Many pet owners will have heard of the term ‘BARF’, which refers to the trend of feeding pets a raw diet. BARF, or Biologically Appropriate Raw Food, mimics a cat’s natural diet of fresh meat and cuts out any additives, preservatives or fillers that may be in packaged and prepared cat food. However, one of the drawbacks to a raw diet is that raw meat can have viruses, germs or parasites, which are not killed by the cooking process.

We discuss the pros and cons of a BARF diet, so you can decide whether it is right for you and your cat.

Wet Food

A diet of wet food is recommended for cats because of its high water content, which increases your cat's overall fluid intake and helping them to stay hydrated. Wet Cat Food mimics a cat’s natural diet of juicy pieces of meat. Wet food is either complete and provides your cat with the full range of nutrients it needs, or supplementary and must be fed alongside other cat food.

Dry Food

Dry food has many advantages, not least that it stays fresh during the day and can work out more economical. You can leave enough out for your cat to graze or serve up smaller meals throughout the day. A bag of dry food will stay fresh for much longer as long as you seal it up well. Dry cat food is also good for oral hygiene, as the crunchy kibbles mechanically clean your cat’s teeth and help strengthen their jaw muscles.

Specialist Diets

If your cat suffers from certain health problems, feeding them a specialised diet can help alleviate symptoms.

Cats with Sensitive Digestion could benefit from a hypoallergenic cat food, which contains fewer allergens and alternative proteins.

Neutered cats are more likely to overweight because of the change in their metabolism after neutering. A diet that has a lower fat content can help keep your cat fit and slim!

There are also many diets designed for cats at different growth stages.

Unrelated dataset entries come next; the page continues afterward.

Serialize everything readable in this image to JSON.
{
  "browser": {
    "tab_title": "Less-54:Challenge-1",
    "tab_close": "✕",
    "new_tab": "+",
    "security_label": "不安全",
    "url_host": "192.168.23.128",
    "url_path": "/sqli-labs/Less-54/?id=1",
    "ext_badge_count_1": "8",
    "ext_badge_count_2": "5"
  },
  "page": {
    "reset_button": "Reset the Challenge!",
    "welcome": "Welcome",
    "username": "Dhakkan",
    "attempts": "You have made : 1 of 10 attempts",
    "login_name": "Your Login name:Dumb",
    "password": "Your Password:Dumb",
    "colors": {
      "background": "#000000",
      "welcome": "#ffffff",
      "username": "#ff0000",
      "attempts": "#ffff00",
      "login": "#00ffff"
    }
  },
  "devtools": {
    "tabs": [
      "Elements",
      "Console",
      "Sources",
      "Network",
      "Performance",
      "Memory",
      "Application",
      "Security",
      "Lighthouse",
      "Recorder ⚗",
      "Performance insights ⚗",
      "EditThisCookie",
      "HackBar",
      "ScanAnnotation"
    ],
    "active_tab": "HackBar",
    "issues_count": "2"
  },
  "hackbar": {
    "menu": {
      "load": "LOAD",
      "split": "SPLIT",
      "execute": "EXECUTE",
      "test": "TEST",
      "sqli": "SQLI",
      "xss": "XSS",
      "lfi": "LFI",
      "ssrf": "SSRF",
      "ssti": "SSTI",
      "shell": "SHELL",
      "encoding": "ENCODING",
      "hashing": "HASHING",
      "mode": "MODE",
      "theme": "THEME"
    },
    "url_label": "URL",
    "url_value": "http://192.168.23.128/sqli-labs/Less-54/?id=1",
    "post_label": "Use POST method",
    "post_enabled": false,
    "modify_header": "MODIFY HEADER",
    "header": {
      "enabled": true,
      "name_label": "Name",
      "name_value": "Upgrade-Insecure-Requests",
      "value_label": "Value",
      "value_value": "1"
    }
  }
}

A kitten’s diet will be significantly different to an elderly cat’s.

You may also wish to consult your vet on recommendations of Veterinary Cat Food.